Chatbots simulate human-like conversations and can be used as standalone language learning tools or integrated into more complex self-learning environments. They provide tailored interactions and can be used for individual practice or in the classroom. In the classroom, chatbots can be used for individual practice phases or for focus on form activities in predictable standard conversation situations. The limitations of chatbots can be analysed and discussed in the classroom, and learners can produce variations of the bot’s output to enhance their language awareness and discourse skills. Chatbots like ChatGPT, Bing or Bard as part of generative AI can produce content and language, and this is why they are perceived as powerful. Their limitations concern biased content and language, hallucinations (inaccurate or made-up content and sources), stereotypical and uncreative language and genre aspects, among others. The shortcomings represent considerable potential for classroom activities that interpret both prompts and output in order to help raise awareness of these shortcomings, to embed the generative AI applications as one step in the process of writing in the target language, to help gain knowledge about linguistic, pragmatic, or genre-related features of the target language, or to help foster critical thinking, to name but a few.

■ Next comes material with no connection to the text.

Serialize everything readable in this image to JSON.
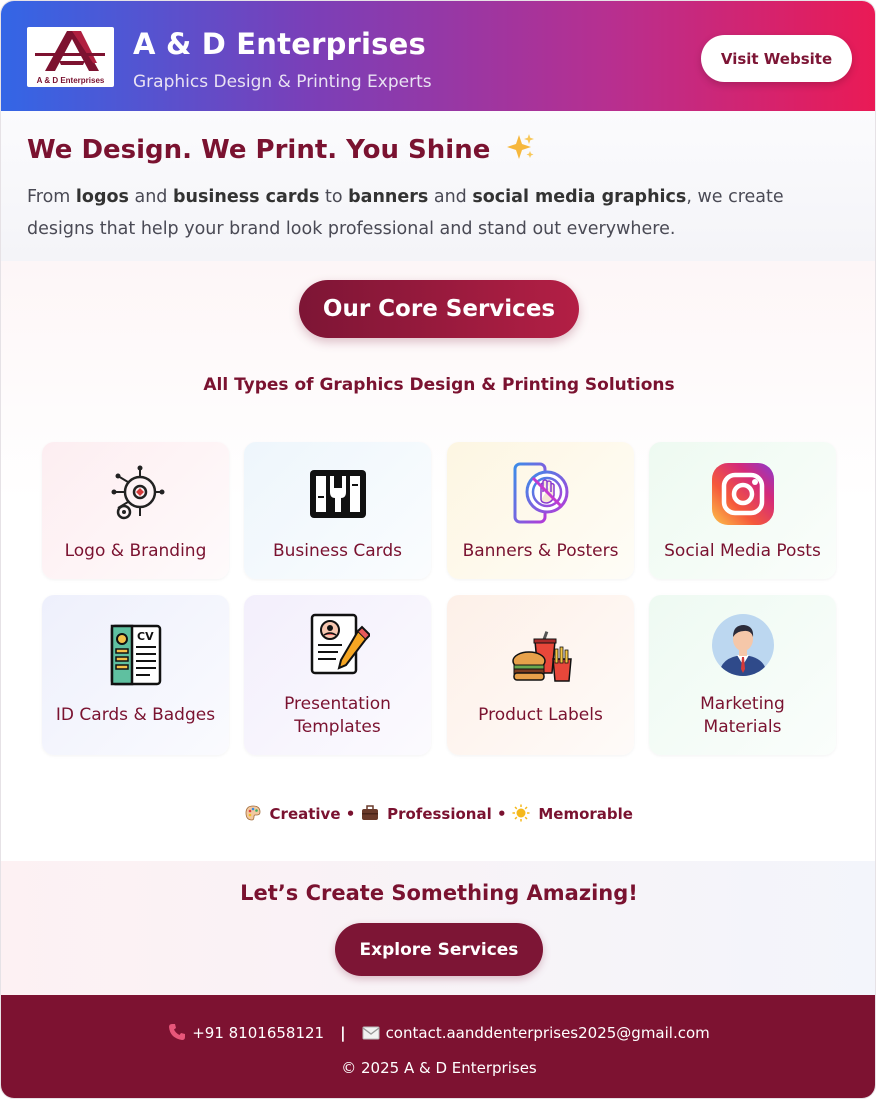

Machine Translation (MT) tools have come a long way, especially with the advent of neural machine translation (NMT). They’re readily available on smartphones and can translate into multiple languages. But NMT tools may struggle with idiomatic language, precision of expression, cultural references and technical terms. To be able to use them in a way that is conducive to language learning, learners need to develop textual competence and analytical skills to interpret NMT output. Teachers play a crucial role in guiding learners to use NMT tools critically and develop language awareness in their learners.

So the bottom line is that generative AI offers potential benefits for language learning and teaching, developing written production and interaction competences in particular. AI tools can provide immediate feedback, promote language awareness, and enhance communication skills. But their limitations must be addressed in the language classroom through informed use and critical discussion. Teachers are indispensable in this – their guidance and integration of these tools into instructional contexts can bridge the gap between real-life use and their application that is conducive to language learning. This also applies to the new kids on the block, accessible and versatile generative AI tools like GPT series chatbots.


Karin Vogt, Heidelberg School of Education, Germany

Nicole Flindt, Heidelberg School of Education, Germany

This blog entry draws on Vogt, K. & Flindt, N. (2023). Artificial Intelligence and the future of language teacher education. A critical review of AI tools for use in the foreign language classroom. In P. Hohaus & J.-F. Heeren (Eds.), Innovating the future of teacher education (pp. 179-199). Leiden: Brill.   Brill.


Boucher, P. (2020). Artificial Intelligence: How does it work, why does it matter, and what can we do about it? European Union.